When companies collide

(The following essay originally appeared as a Special Letter in the March 4, 2004 issue of STRATEGIC NEWS SERVICE, published by Mark R. Anderson. For more information on the SNS newsletter, please visit www.stratnews.com.)

Pop quiz: What is a computer? For extra credit: What is a consumer electronics device? What is a toy?

Or, more to the point: define what makes a firm a computer company, consumer electronics company or toy company.

This would have been an easy quiz a decade or even five years ago. Computer companies sold big, expensive ($2,000 and up) multifunction boxes with microprocessors inside. Consumer electronics companies sold single-purpose devices at sub-$200 price points. Toy companies sold stuff that was fun to play with, usually for under $100, and rarely had any advanced technology in it (unless, like me as a kid, you were fascinated with how an Easy Bake Oven could actually cook anything edible). Continue reading When companies collide

Sam the polydactyl torby

This morning, I went though my usual routine: Make coffee. Open freezer. Grab ice cube tray. Remove one tuna cube and place in bowl. Microwave for 20 seconds. Add cold canned mystery chicken parts mix from refrigerator. Microwave for 10 seconds. Grab container of lactulose, measure 2cc into a syringe, and release over tuna-chicken mixture.

Give to wide-eyed feline. Did I mention wide-eyed, radioactive, occasionally-exploding feline? Continue reading Sam the polydactyl torby

Why Apple may win

In light of the recent news that ailing MusicNet will now offer its subscription service in Windows Media format, that RealNetworks will add Rhapsody to its subscription services and that Pressplay is being acquired by Roxio, it’s clear to me that MusicNet, RealNetworks and Pressplay just don’t get. Or, more likely, don’t want to get it.

Apple is winning the online music battle, and may win the war.

Apple’s new music service is brilliant move by Steve Jobs. The iTunes Music Store continues the transformation of Apple from a PC company into a CE (consumer electronics) company (as I humbly predicted four years ago to almost universal derision). Continue reading Why Apple may win
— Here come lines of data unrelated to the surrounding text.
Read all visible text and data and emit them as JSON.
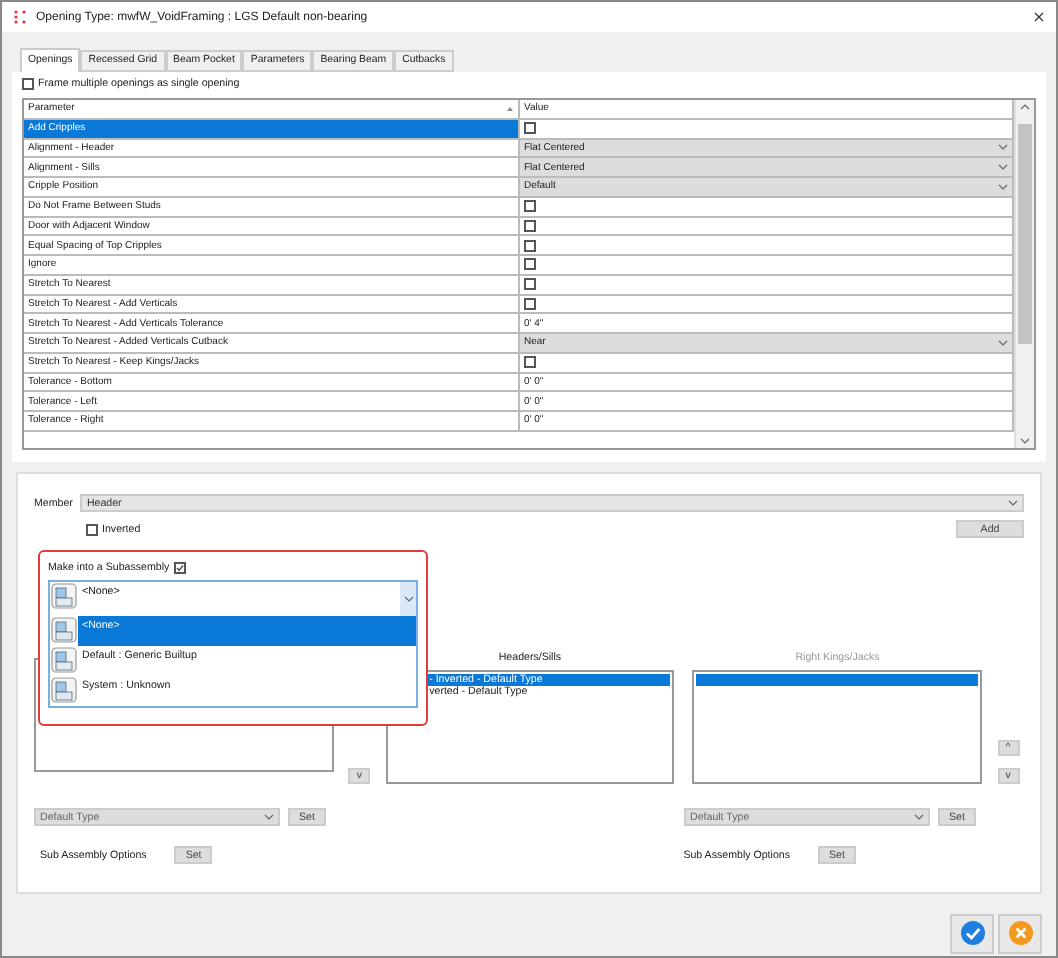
{
  "window": {
    "title": "Opening Type: mwfW_VoidFraming : LGS Default non-bearing"
  },
  "tabs": [
    {
      "label": "Openings",
      "selected": true
    },
    {
      "label": "Recessed Grid",
      "selected": false
    },
    {
      "label": "Beam Pocket",
      "selected": false
    },
    {
      "label": "Parameters",
      "selected": false
    },
    {
      "label": "Bearing Beam",
      "selected": false
    },
    {
      "label": "Cutbacks",
      "selected": false
    }
  ],
  "frame_multiple": {
    "label": "Frame multiple openings as single opening",
    "checked": false
  },
  "grid": {
    "columns": [
      "Parameter",
      "Value"
    ],
    "rows": [
      {
        "name": "Add Cripples",
        "kind": "checkbox",
        "checked": false,
        "selected": true
      },
      {
        "name": "Alignment - Header",
        "kind": "dropdown",
        "value": "Flat Centered",
        "selected": false
      },
      {
        "name": "Alignment - Sills",
        "kind": "dropdown",
        "value": "Flat Centered",
        "selected": false
      },
      {
        "name": "Cripple Position",
        "kind": "dropdown",
        "value": "Default",
        "selected": false
      },
      {
        "name": "Do Not Frame Between Studs",
        "kind": "checkbox",
        "checked": false,
        "selected": false
      },
      {
        "name": "Door with Adjacent Window",
        "kind": "checkbox",
        "checked": false,
        "selected": false
      },
      {
        "name": "Equal Spacing of Top Cripples",
        "kind": "checkbox",
        "checked": false,
        "selected": false
      },
      {
        "name": "Ignore",
        "kind": "checkbox",
        "checked": false,
        "selected": false
      },
      {
        "name": "Stretch To Nearest",
        "kind": "checkbox",
        "checked": false,
        "selected": false
      },
      {
        "name": "Stretch To Nearest - Add Verticals",
        "kind": "checkbox",
        "checked": false,
        "selected": false
      },
      {
        "name": "Stretch To Nearest - Add Verticals Tolerance",
        "kind": "text",
        "value": "0' 4\"",
        "selected": false
      },
      {
        "name": "Stretch To Nearest - Added Verticals Cutback",
        "kind": "dropdown",
        "value": "Near",
        "selected": false
      },
      {
        "name": "Stretch To Nearest - Keep Kings/Jacks",
        "kind": "checkbox",
        "checked": false,
        "selected": false
      },
      {
        "name": "Tolerance - Bottom",
        "kind": "text",
        "value": "0' 0\"",
        "selected": false
      },
      {
        "name": "Tolerance - Left",
        "kind": "text",
        "value": "0' 0\"",
        "selected": false
      },
      {
        "name": "Tolerance - Right",
        "kind": "text",
        "value": "0' 0\"",
        "selected": false
      }
    ]
  },
  "member": {
    "label": "Member",
    "value": "Header"
  },
  "inverted": {
    "label": "Inverted",
    "checked": false
  },
  "add_button": "Add",
  "subassembly": {
    "label": "Make into a Subassembly",
    "checked": true,
    "value": "<None>",
    "options": [
      {
        "label": "<None>",
        "selected": true
      },
      {
        "label": "Default : Generic Builtup",
        "selected": false
      },
      {
        "label": "System : Unknown",
        "selected": false
      }
    ]
  },
  "lists": [
    {
      "arrows": [
        "v"
      ]
    },
    {
      "title": "Headers/Sills",
      "disabled": false,
      "rows": [
        {
          "text": "- Inverted - Default Type",
          "selected": true
        },
        {
          "text": "verted - Default Type",
          "selected": false
        }
      ]
    },
    {
      "title": "Right Kings/Jacks",
      "disabled": true,
      "rows": [
        {
          "selected": true
        }
      ],
      "arrows": [
        "^",
        "v"
      ]
    }
  ],
  "type_selectors": [
    {
      "value": "Default Type",
      "button": "Set"
    },
    {
      "value": "Default Type",
      "button": "Set"
    }
  ],
  "sub_assembly_options": [
    {
      "label": "Sub Assembly Options",
      "button": "Set"
    },
    {
      "label": "Sub Assembly Options",
      "button": "Set"
    }
  ],
  "footer_buttons": [
    {
      "kind": "ok"
    },
    {
      "kind": "cancel"
    }
  ]
}
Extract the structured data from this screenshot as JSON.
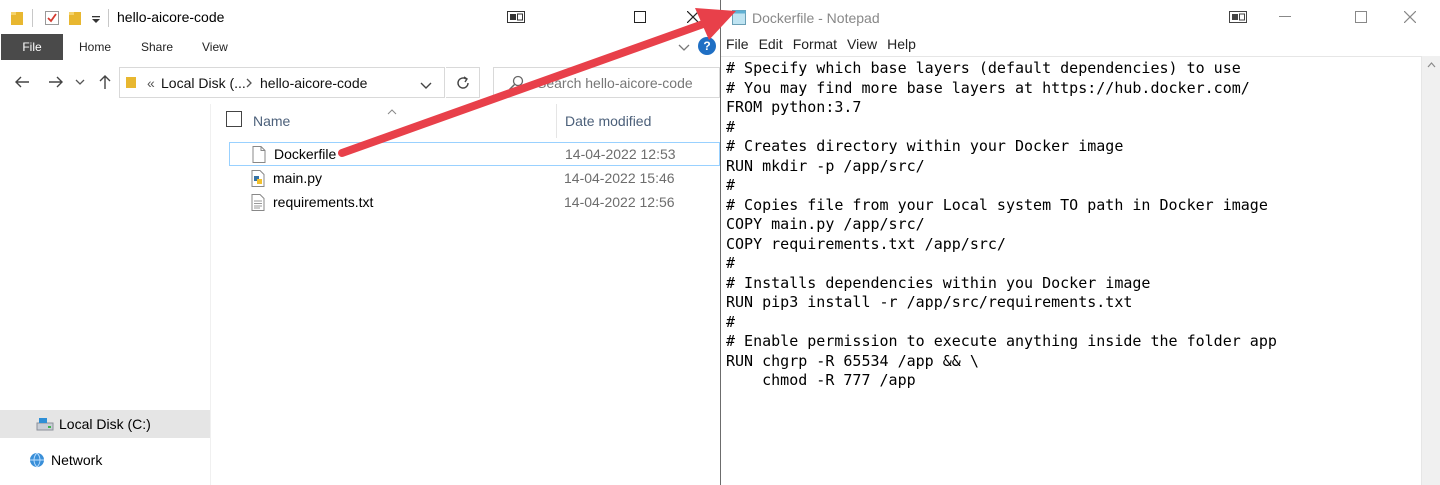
{
  "explorer": {
    "title": "hello-aicore-code",
    "ribbon_tabs": [
      "File",
      "Home",
      "Share",
      "View"
    ],
    "breadcrumb": {
      "overflow": "«",
      "parent": "Local Disk (...",
      "current": "hello-aicore-code"
    },
    "search_placeholder": "Search hello-aicore-code",
    "columns": {
      "name": "Name",
      "date": "Date modified"
    },
    "files": [
      {
        "name": "Dockerfile",
        "date": "14-04-2022 12:53",
        "icon": "blank-file-icon",
        "selected": true
      },
      {
        "name": "main.py",
        "date": "14-04-2022 15:46",
        "icon": "python-file-icon",
        "selected": false
      },
      {
        "name": "requirements.txt",
        "date": "14-04-2022 12:56",
        "icon": "text-file-icon",
        "selected": false
      }
    ],
    "nav": [
      {
        "label": "Local Disk (C:)",
        "icon": "drive-icon",
        "selected": true
      },
      {
        "label": "Network",
        "icon": "network-icon",
        "selected": false
      }
    ],
    "help_glyph": "?"
  },
  "notepad": {
    "title": "Dockerfile - Notepad",
    "menu": [
      "File",
      "Edit",
      "Format",
      "View",
      "Help"
    ],
    "content": "# Specify which base layers (default dependencies) to use\n# You may find more base layers at https://hub.docker.com/\nFROM python:3.7\n#\n# Creates directory within your Docker image\nRUN mkdir -p /app/src/\n#\n# Copies file from your Local system TO path in Docker image\nCOPY main.py /app/src/\nCOPY requirements.txt /app/src/\n#\n# Installs dependencies within you Docker image\nRUN pip3 install -r /app/src/requirements.txt\n#\n# Enable permission to execute anything inside the folder app\nRUN chgrp -R 65534 /app && \\\n    chmod -R 777 /app"
  },
  "colors": {
    "arrow": "#e8404a",
    "selection_border": "#99d1ff",
    "nav_selected": "#e5e5e5",
    "help_blue": "#1f6fc4"
  }
}
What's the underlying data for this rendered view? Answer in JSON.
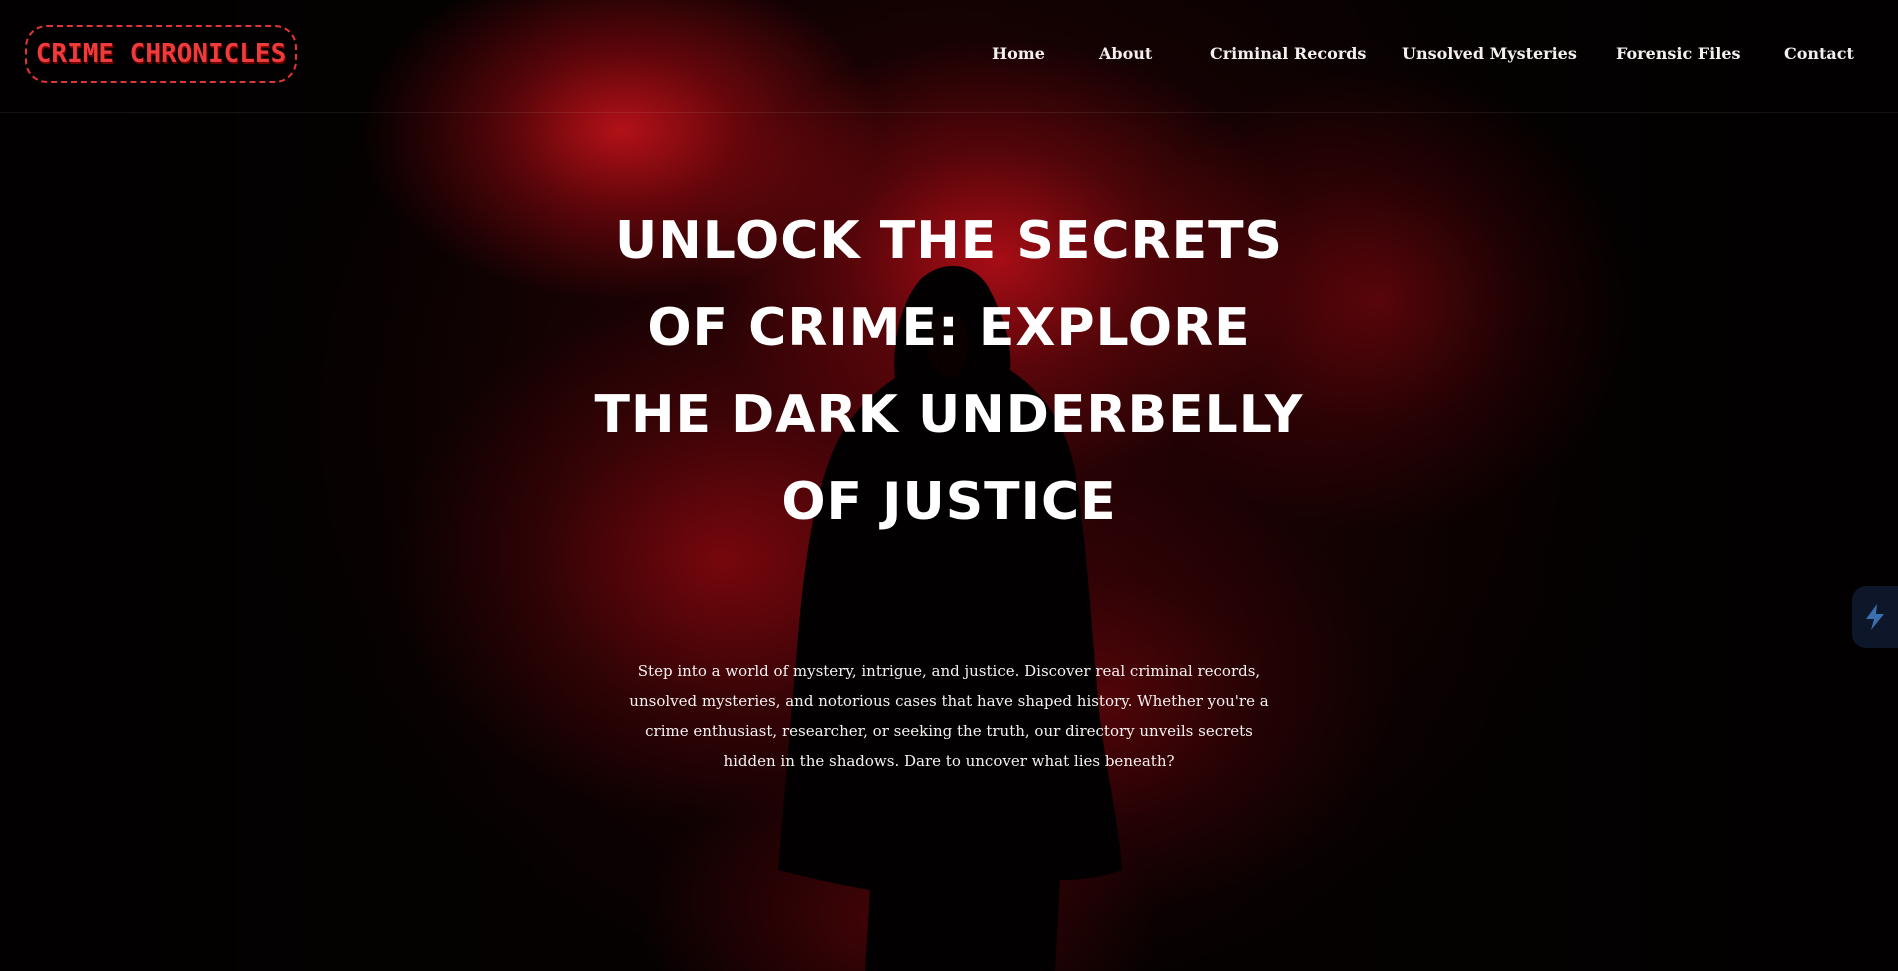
{
  "brand": {
    "logo_text": "CRIME CHRONICLES",
    "accent_color": "#e03636"
  },
  "nav": {
    "items": [
      {
        "label": "Home"
      },
      {
        "label": "About"
      },
      {
        "label": "Criminal Records"
      },
      {
        "label": "Unsolved Mysteries"
      },
      {
        "label": "Forensic Files"
      },
      {
        "label": "Contact"
      }
    ]
  },
  "hero": {
    "title": "UNLOCK THE SECRETS OF CRIME: EXPLORE THE DARK UNDERBELLY OF JUSTICE",
    "subtitle": "Step into a world of mystery, intrigue, and justice. Discover real criminal records, unsolved mysteries, and notorious cases that have shaped history. Whether you're a crime enthusiast, researcher, or seeking the truth, our directory unveils secrets hidden in the shadows. Dare to uncover what lies beneath?",
    "background": "hooded figure silhouetted against red smoke"
  },
  "side_widget": {
    "icon": "lightning-icon"
  }
}
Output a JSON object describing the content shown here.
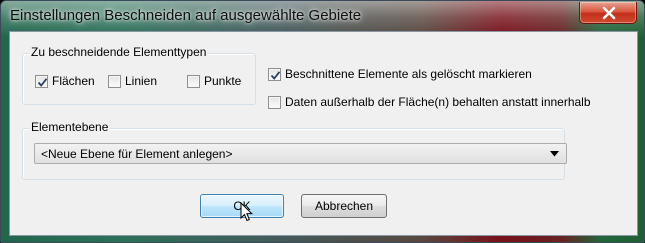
{
  "window": {
    "title": "Einstellungen Beschneiden auf ausgewählte Gebiete",
    "close_icon": "close-x-icon"
  },
  "element_types": {
    "label": "Zu beschneidende Elementtypen",
    "items": [
      {
        "label": "Flächen",
        "checked": true
      },
      {
        "label": "Linien",
        "checked": false
      },
      {
        "label": "Punkte",
        "checked": false
      }
    ]
  },
  "options": {
    "mark_deleted": {
      "label": "Beschnittene Elemente als gelöscht markieren",
      "checked": true
    },
    "keep_outside": {
      "label": "Daten außerhalb der Fläche(n) behalten anstatt innerhalb",
      "checked": false
    }
  },
  "element_layer": {
    "label": "Elementebene",
    "selected": "<Neue Ebene für Element anlegen>"
  },
  "buttons": {
    "ok": "OK",
    "cancel": "Abbrechen"
  },
  "colors": {
    "dialog_bg": "#f0f0f0",
    "close_red": "#c2301b",
    "default_button": "#bee6fd"
  }
}
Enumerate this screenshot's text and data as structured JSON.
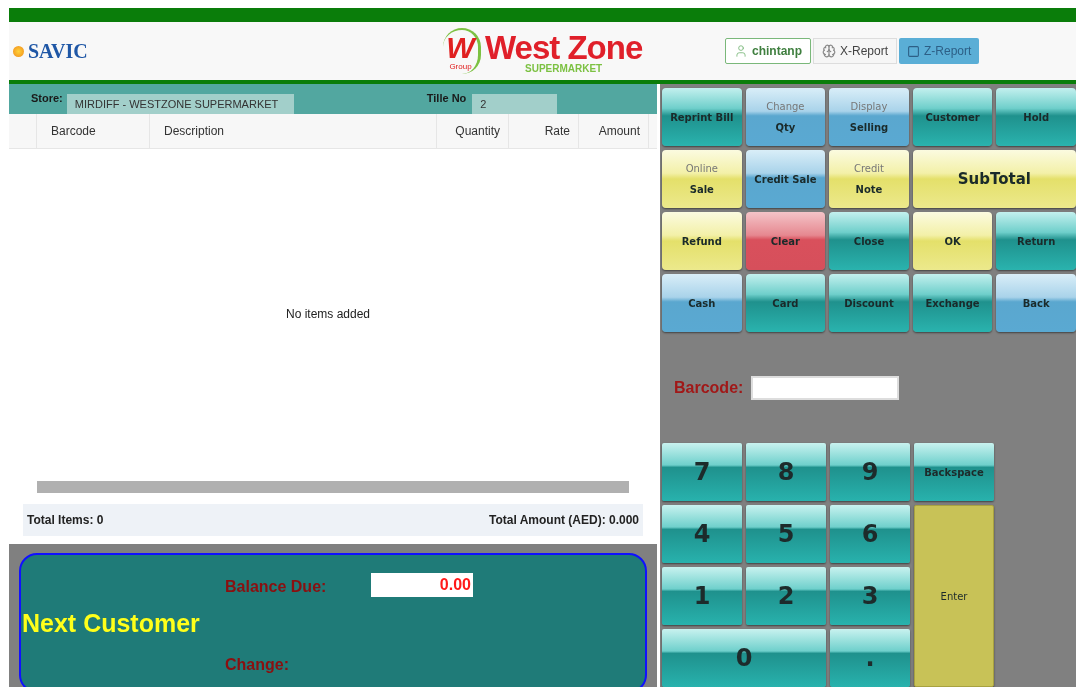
{
  "header": {
    "brand": "SAVIC",
    "logo": {
      "mark": "W",
      "group": "Group",
      "name": "West Zone",
      "tagline": "SUPERMARKET"
    },
    "buttons": [
      {
        "label": "chintanp",
        "kind": "user"
      },
      {
        "label": "X-Report",
        "kind": "plain"
      },
      {
        "label": "Z-Report",
        "kind": "primary"
      }
    ]
  },
  "store_bar": {
    "store_label": "Store:",
    "store": "MIRDIFF - WESTZONE SUPERMARKET",
    "till_label": "Tille No",
    "till": "2"
  },
  "table": {
    "columns": [
      "Barcode",
      "Description",
      "Quantity",
      "Rate",
      "Amount"
    ],
    "empty_message": "No items added"
  },
  "totals": {
    "items": "Total Items: 0",
    "amount": "Total Amount (AED): 0.000"
  },
  "balance": {
    "message": "Next Customer",
    "due_label": "Balance Due:",
    "due_value": "0.00",
    "change_label": "Change:"
  },
  "function_buttons": [
    {
      "label": "Reprint Bill",
      "kind": "teal"
    },
    {
      "top": "Change",
      "label": "Qty",
      "kind": "blue"
    },
    {
      "top": "Display",
      "label": "Selling",
      "kind": "blue"
    },
    {
      "label": "Customer",
      "kind": "teal"
    },
    {
      "label": "Hold",
      "kind": "teal"
    },
    {
      "top": "Online",
      "label": "Sale",
      "kind": "yellow"
    },
    {
      "label": "Credit Sale",
      "kind": "blue"
    },
    {
      "top": "Credit",
      "label": "Note",
      "kind": "yellow"
    },
    {
      "label": "SubTotal",
      "kind": "yellow",
      "wide": true
    },
    {
      "label": "Refund",
      "kind": "yellow"
    },
    {
      "label": "Clear",
      "kind": "red"
    },
    {
      "label": "Close",
      "kind": "teal"
    },
    {
      "label": "OK",
      "kind": "yellow"
    },
    {
      "label": "Return",
      "kind": "teal"
    },
    {
      "label": "Cash",
      "kind": "blue"
    },
    {
      "label": "Card",
      "kind": "teal"
    },
    {
      "label": "Discount",
      "kind": "teal"
    },
    {
      "label": "Exchange",
      "kind": "teal"
    },
    {
      "label": "Back",
      "kind": "blue"
    }
  ],
  "barcode": {
    "label": "Barcode:"
  },
  "keypad": [
    {
      "label": "7",
      "kind": "digit"
    },
    {
      "label": "8",
      "kind": "digit"
    },
    {
      "label": "9",
      "kind": "digit"
    },
    {
      "label": "Backspace",
      "kind": "action"
    },
    {
      "label": "4",
      "kind": "digit"
    },
    {
      "label": "5",
      "kind": "digit"
    },
    {
      "label": "6",
      "kind": "digit"
    },
    {
      "label": "1",
      "kind": "digit"
    },
    {
      "label": "2",
      "kind": "digit"
    },
    {
      "label": "3",
      "kind": "digit"
    },
    {
      "label": "Enter",
      "kind": "enter"
    },
    {
      "label": "0",
      "kind": "zero"
    },
    {
      "label": ".",
      "kind": "digit"
    }
  ]
}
The spam inflection point

When it comes to spam, we’re approaching an inflection point. The latest stats from spam filtering firm Brightmail show that by February a whopping 41% of all e-mail was spam. We are, as John Edward is wont to say, about to cross over. At the current rate of growth, it won’t be long before more than half of all e-mail messages are unsolicited commercial e-mail.

Put another way, fully half of your time perusing your inbox will be spent with messages you didn’t ask for, don’t want, and may find offensive.

Many people have already passed that point. Two years ago, I recounted how spam had become the final refuge of desperate companies. One year ago, I documented how spam had so overwhelmed two of my long-time e-mail addresses that it rendered them useless.

This year, I watch in amazement as lawmakers and direct marketers bicker while the tsunami slowly approaches the populated shore. To wit: Continue reading The spam inflection point

Strategic advice, analysis & insight